London: Oxford University Press; 2000; p. 332.

Kilinçalp S, Başar O, Coban S, Yüksel I. Irvingia gabonensis (African mango): innocent magic formula? Acta Gastroenterol Belg. 2014; 77(1):75-6.

Kothari SC, Shivarudraiah P, Venkataramaiah SB, Gavara S, Soni MG. Subchronic toxicity and mutagenicity/genotoxicity studies of Irvingia gabonensis extract (IGOB131). Food Chem Toxicol. 2012; 50(5):1468-79. doi: 10.1016/j.fct.2012.02.023.

Mabberley DJ. Mabberley’s Plant Book 4th ed.
London: Cambridge University Press; 2017; p. 470.

Mann A, Gbate M, Umar AN. Medicinal and Economic Plants of Nupeland.
Bida, Niger State: Jube-Evans Books; 2003; p. 136.

Méndez-Del Villar M, González-Ortiz M, Martínez-Abundis E, Pérez-Rubio KG, Cortez-Navarrete M. Effect of Irvingia gabonensis on Metabolic Syndrome, Insulin Sensitivity, and Insulin Secretion. J Med Food. 2018; 21(6):568-574. doi: 10.1089/jmf.2017.0092.

Ngondi JL, Etoundi BC, Nyangono CB, Mbofung CM, Oben JE.IGOB131, a novel seed extract of the West African plant Irvingia gabonensis, significantly reduces body weight and improves metabolic parameters in overweight humans in a randomized double-blind placebo controlled investigation. Lipids Health Dis. 2009; 8:7. doi: 10.1186/1476-511X-8-7.

Oben JE, Ngondi JL, Momo CN, Agbor GA, Sobgui CS.The use of a Cissus quadrangularis/Irvingia gabonensis combination in the management of weight loss: a double-blind placebo-controlled study. Lipids Health Dis. 2008;7:12. doi: 10.1186/1476-511X-7-12.

Ojo OA, Ojo AB, Ajiboye BO, Oyinloye BE, Akinyemi AJ, Okesola MA, Boligon AA, de Campos MMA. Chromatographic fingerprint analysis, antioxidant properties, and inhibition of cholinergic enzymes (acetylcholinesterase and butyrylcholinesterase) of phenolic extracts from Irvingia gabonensis (Aubry-Lecomte ex O'Rorke) Baill bark.

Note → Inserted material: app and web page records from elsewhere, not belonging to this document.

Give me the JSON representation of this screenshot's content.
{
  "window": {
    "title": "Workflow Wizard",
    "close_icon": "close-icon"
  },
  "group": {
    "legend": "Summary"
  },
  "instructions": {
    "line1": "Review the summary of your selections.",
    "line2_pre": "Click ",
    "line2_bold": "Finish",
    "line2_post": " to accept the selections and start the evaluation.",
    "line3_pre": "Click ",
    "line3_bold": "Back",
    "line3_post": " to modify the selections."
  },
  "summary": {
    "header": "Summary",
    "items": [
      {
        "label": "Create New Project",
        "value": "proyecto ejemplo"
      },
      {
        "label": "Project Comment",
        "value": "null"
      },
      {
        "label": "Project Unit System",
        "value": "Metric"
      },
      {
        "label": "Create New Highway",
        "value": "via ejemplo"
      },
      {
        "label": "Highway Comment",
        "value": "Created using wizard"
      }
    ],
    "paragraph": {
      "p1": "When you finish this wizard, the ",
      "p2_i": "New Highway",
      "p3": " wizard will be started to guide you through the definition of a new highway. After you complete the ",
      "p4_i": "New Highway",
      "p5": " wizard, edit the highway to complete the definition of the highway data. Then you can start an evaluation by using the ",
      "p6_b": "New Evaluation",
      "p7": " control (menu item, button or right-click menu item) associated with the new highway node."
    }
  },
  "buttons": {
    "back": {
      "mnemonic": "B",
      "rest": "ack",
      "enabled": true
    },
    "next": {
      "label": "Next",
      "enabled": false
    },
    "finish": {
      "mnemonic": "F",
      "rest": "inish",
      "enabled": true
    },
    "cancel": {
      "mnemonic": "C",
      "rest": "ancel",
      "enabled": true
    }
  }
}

J Basic Clin Physiol Pharmacol. 2018;29(2):217-224. doi: 10.1515/jbcpp-2017-0063.

Okolo C, Johnson PB, Abdurahman EM, Abdu-Aguye I, Hussaini IM. Analgesic effect of Irvingia gabonensis stem bark extract. J Ethnopharm. 1995; 45(2):125-129.
Onakpoya I, Davies L, Posadzki P, Ernst E. The efficacy of Irvingia gabonensis supplementation in the management of overweight and obesity: a systematic review of randomized controlled trials. J Diet Suppl. 2013;10(1):29-38. doi: 10.3109/19390211.2012.760508.

Quattrocchi, U. World Dictionary of Medicinal and Poisonous Plants (Vol.3).
Boca Raton, FL: CRC Press; 2012; p.603.

Ross SM. African mango (IGOB131): a proprietary seed extract of Irvingia gabonensis is found to be effective in reducing body weight and improving metabolic parameters in overweight humans. Holist Nurs Pract. 2011;25(4):215-7. doi: 10.1097/HNP.0b013e318222735a.

Sánchez-Monge E. Diccionario de Plantas de Interés Agrícola Vol. 1.
Madrid: Ministerio de Agricultura; 2001; p. 579.

Stickel F. Liver injury from herbal and dietary supplements. [Article in German].
Dtsch Med Wochenschr. 2015; 140(12):908-11. doi: 10.1055/s-0041-102437.